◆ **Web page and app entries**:

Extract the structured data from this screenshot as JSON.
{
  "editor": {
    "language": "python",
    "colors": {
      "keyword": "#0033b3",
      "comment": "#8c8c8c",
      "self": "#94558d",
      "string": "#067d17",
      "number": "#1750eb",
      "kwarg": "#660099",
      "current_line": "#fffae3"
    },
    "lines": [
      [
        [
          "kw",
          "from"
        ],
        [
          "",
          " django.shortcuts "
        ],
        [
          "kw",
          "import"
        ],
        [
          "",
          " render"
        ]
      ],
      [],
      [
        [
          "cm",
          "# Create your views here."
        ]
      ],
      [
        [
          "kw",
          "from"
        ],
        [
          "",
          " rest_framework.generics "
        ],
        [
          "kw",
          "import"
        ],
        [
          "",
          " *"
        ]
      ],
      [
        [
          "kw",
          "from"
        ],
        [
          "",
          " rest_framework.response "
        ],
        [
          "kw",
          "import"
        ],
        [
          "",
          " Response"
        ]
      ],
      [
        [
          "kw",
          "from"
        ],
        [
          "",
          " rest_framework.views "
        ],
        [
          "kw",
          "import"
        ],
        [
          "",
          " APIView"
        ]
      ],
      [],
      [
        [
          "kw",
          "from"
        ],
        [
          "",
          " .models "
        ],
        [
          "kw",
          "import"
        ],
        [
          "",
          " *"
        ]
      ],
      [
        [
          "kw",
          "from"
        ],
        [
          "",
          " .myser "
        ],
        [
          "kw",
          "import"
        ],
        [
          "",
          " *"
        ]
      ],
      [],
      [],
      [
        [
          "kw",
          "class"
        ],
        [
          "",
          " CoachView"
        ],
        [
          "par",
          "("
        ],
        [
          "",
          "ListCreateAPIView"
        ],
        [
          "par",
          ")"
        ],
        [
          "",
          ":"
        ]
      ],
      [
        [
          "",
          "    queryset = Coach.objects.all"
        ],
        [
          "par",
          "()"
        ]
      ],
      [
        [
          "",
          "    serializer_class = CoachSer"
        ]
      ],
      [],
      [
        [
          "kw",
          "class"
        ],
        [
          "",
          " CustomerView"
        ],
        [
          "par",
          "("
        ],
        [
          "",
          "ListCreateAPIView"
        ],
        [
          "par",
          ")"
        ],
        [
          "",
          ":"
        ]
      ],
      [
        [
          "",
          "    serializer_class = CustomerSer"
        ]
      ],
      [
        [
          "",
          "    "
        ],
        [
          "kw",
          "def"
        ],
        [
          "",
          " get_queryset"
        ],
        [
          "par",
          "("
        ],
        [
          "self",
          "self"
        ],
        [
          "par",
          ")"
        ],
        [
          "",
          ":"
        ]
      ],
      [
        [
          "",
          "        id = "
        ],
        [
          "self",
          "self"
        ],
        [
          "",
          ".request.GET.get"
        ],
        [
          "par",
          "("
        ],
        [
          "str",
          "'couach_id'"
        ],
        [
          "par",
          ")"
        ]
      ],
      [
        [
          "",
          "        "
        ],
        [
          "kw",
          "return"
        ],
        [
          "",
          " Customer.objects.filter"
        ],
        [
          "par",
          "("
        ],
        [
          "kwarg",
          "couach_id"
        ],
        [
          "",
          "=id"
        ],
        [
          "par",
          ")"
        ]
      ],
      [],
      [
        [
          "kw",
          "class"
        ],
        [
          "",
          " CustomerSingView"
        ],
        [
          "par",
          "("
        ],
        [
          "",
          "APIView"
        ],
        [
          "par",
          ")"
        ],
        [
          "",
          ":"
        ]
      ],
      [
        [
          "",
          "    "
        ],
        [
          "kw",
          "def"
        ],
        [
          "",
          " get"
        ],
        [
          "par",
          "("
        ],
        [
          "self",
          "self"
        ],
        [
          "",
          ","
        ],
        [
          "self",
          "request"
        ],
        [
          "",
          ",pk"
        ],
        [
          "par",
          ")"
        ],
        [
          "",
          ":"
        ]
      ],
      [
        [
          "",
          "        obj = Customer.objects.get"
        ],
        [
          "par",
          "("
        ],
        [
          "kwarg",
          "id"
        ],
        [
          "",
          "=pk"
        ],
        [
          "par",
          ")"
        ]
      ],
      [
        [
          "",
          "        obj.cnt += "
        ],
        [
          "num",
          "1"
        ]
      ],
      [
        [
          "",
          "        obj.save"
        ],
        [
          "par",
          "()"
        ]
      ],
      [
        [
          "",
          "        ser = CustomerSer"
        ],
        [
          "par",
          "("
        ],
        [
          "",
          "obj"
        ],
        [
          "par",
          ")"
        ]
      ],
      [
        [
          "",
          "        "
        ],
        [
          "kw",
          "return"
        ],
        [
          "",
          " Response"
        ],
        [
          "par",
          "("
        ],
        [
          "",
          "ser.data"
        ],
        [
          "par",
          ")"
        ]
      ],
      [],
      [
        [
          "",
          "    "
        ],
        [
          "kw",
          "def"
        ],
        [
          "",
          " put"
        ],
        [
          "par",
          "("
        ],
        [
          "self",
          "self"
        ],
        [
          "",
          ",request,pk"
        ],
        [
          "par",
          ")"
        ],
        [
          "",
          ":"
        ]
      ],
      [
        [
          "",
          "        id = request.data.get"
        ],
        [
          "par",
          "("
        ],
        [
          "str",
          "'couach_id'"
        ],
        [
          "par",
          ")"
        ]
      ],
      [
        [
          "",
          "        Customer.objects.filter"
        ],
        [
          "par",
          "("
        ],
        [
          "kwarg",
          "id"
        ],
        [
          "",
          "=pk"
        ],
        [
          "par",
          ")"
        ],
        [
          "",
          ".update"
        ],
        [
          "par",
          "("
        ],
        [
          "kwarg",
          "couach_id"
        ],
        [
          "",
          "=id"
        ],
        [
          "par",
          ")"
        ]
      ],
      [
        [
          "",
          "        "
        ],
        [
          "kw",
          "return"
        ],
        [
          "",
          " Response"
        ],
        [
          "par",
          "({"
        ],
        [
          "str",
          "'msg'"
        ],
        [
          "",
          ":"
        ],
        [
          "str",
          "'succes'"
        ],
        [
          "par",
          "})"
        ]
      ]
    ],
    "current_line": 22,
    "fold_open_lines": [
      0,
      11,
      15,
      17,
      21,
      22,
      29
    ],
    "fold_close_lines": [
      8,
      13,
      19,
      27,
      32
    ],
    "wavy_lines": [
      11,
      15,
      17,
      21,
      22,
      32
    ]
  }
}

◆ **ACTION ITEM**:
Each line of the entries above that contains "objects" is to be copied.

◆ **WRITTEN REPLY**:
          "    queryset = Coach.objects.all"
          " Customer.objects.filter"
          "        obj = Customer.objects.get"
          "        Customer.objects.filter"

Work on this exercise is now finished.